“You are such an ugly pig – you’re fat, you disgust me and nobody wants you” – how many people would stay with a spouse or partner who said that to them from sunrise to sunset? How about a best friend who said to you, when you’re feeling down, “Nobody likes you and everybody talks shit about you behind your back” – would you keep that friend? What about a boss who always said to you, from the time you started in the morning until you went home, “You are an idiot – you never do anything right!” – would that motivate you to do better? Maybe some of us actually have people like this in our lives. But unless someone is a glutton for punishment, not many people would want to be around anyone who constantly puts them down, humiliates and insults them in every way like this. Yet that’s how many people, particularly those in recovery, tend to treat themselves. It’s always this constant, judgmental voice, always accusing and forever criticizing. We would NEVER treat someone we loved the way we treat ourselves. We would NEVER be that insulting or demanding.

FULL METAL JACKET

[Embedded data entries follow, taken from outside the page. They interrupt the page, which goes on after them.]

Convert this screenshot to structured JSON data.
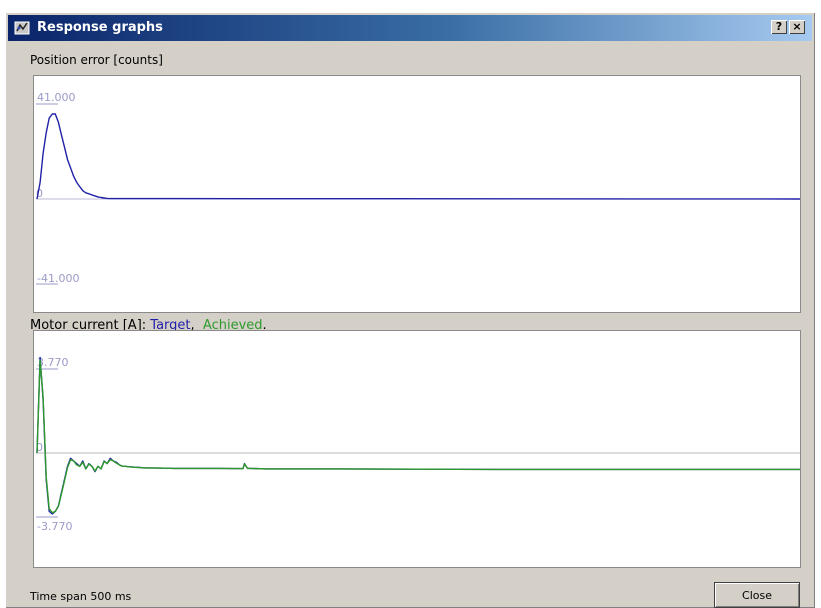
{
  "window": {
    "title": "Response graphs",
    "help_button": "?",
    "close_x_button": "×"
  },
  "colors": {
    "title_gradient_start": "#0a246a",
    "title_gradient_end": "#a6caf0",
    "position_trace": "#2121a8",
    "target_trace": "#2121a8",
    "achieved_trace": "#2e9a2e",
    "axis_label": "#9a9ac8"
  },
  "position_graph": {
    "label": "Position error [counts]",
    "ymax_label": "41.000",
    "zero_label": "0",
    "ymin_label": "-41.000"
  },
  "motor_graph": {
    "label_prefix": "Motor current [A]: ",
    "target_label": "Target",
    "separator": ",  ",
    "achieved_label": "Achieved",
    "suffix": ".",
    "ymax_label": "3.770",
    "zero_label": "0",
    "ymin_label": "-3.770"
  },
  "chart_data": [
    {
      "type": "line",
      "title": "Position error [counts]",
      "xlim": [
        0,
        500
      ],
      "ylim": [
        -41,
        41
      ],
      "x_unit": "ms",
      "series": [
        {
          "x": [
            0,
            2,
            4,
            6,
            8,
            10,
            12,
            14,
            16,
            18,
            20,
            22,
            24,
            26,
            28,
            30,
            32,
            34,
            36,
            38,
            40,
            42,
            44,
            46,
            48,
            50,
            90,
            500
          ],
          "y": [
            0,
            8,
            22,
            32,
            39,
            41,
            41,
            37,
            31,
            25,
            19,
            15,
            11,
            8,
            6,
            4,
            3,
            2.5,
            2,
            1.5,
            1,
            0.7,
            0.5,
            0.3,
            0.2,
            0.2,
            0.2,
            0
          ]
        }
      ]
    },
    {
      "type": "line",
      "title": "Motor current [A]",
      "xlim": [
        0,
        500
      ],
      "ylim": [
        -3.77,
        3.77
      ],
      "x_unit": "ms",
      "series": [
        {
          "name": "Target",
          "x": [
            0,
            2,
            4,
            6,
            8,
            10,
            12,
            14,
            16,
            18,
            20,
            22,
            24,
            26,
            28,
            30,
            32,
            34,
            36,
            38,
            40,
            42,
            44,
            46,
            48,
            50,
            52,
            54,
            56,
            58,
            60,
            62,
            64,
            66,
            68,
            70,
            72,
            80,
            90,
            100,
            110,
            120,
            130,
            135,
            136,
            137,
            138,
            140,
            150,
            200,
            300,
            400,
            500
          ],
          "y": [
            0,
            3.6,
            2.0,
            -1.0,
            -2.2,
            -2.3,
            -2.2,
            -2.0,
            -1.5,
            -1.0,
            -0.5,
            -0.2,
            -0.3,
            -0.4,
            -0.5,
            -0.3,
            -0.6,
            -0.4,
            -0.5,
            -0.7,
            -0.5,
            -0.6,
            -0.3,
            -0.4,
            -0.2,
            -0.3,
            -0.35,
            -0.45,
            -0.5,
            -0.5,
            -0.52,
            -0.52,
            -0.54,
            -0.54,
            -0.55,
            -0.56,
            -0.56,
            -0.57,
            -0.58,
            -0.58,
            -0.58,
            -0.58,
            -0.59,
            -0.59,
            -0.4,
            -0.5,
            -0.58,
            -0.58,
            -0.6,
            -0.6,
            -0.62,
            -0.62,
            -0.62
          ]
        },
        {
          "name": "Achieved",
          "x": [
            0,
            2,
            4,
            6,
            8,
            10,
            12,
            14,
            16,
            18,
            20,
            22,
            24,
            26,
            28,
            30,
            32,
            34,
            36,
            38,
            40,
            42,
            44,
            46,
            48,
            50,
            52,
            54,
            56,
            58,
            60,
            62,
            64,
            66,
            68,
            70,
            72,
            80,
            90,
            100,
            110,
            120,
            130,
            135,
            136,
            137,
            138,
            140,
            150,
            200,
            300,
            400,
            500
          ],
          "y": [
            0,
            3.5,
            2.1,
            -0.9,
            -2.1,
            -2.25,
            -2.2,
            -2.0,
            -1.55,
            -1.05,
            -0.55,
            -0.25,
            -0.3,
            -0.45,
            -0.5,
            -0.35,
            -0.6,
            -0.42,
            -0.5,
            -0.68,
            -0.5,
            -0.6,
            -0.32,
            -0.4,
            -0.25,
            -0.3,
            -0.38,
            -0.45,
            -0.5,
            -0.5,
            -0.52,
            -0.53,
            -0.54,
            -0.55,
            -0.55,
            -0.56,
            -0.56,
            -0.57,
            -0.58,
            -0.58,
            -0.58,
            -0.58,
            -0.59,
            -0.59,
            -0.42,
            -0.5,
            -0.58,
            -0.58,
            -0.6,
            -0.6,
            -0.62,
            -0.62,
            -0.62
          ]
        }
      ]
    }
  ],
  "footer": {
    "time_span": "Time span 500 ms",
    "close_label": "Close"
  }
}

When I first got into recovery, my self-esteem, self-worth and self-respect were at zero. I was carrying around 100 pounds of shame on one shoulder, 100 pounds of guilt on the other and another 100 pounds of blame on my back. I would engage in humiliating self-deprecation immediately followed by self-pity and despair. I started in recovery with learning to treat myself in a positive and uplifting way with any situation in life that arose. To encourage myself the way a loving parent would talk to a child who is sad. To counsel and support myself the way I would a best friend who is feeling down and struggling. Doing all this with reactions to my thoughts that were positive and interactive instead of just feeling sorry for myself. This really worked. It started to change my attitude towards myself, and life in general, and rapidly created positive growth.

Beautiful teenager girl worried and a boy comforting her

There is enough pressure and demands put on us by other people, we don’t need to turn around and kick our own ass, especially when we’re down. Life can be enough of a bitch as it is, we don’t need to be a bitch to ourselves. We DO NOT deserve that. It’s easy to learn to be a comfort and a friend to ourselves, because that friend is always going to be with us. We need to be our own best friend – we DO deserve that!

YOUR OWN BEST FRIEND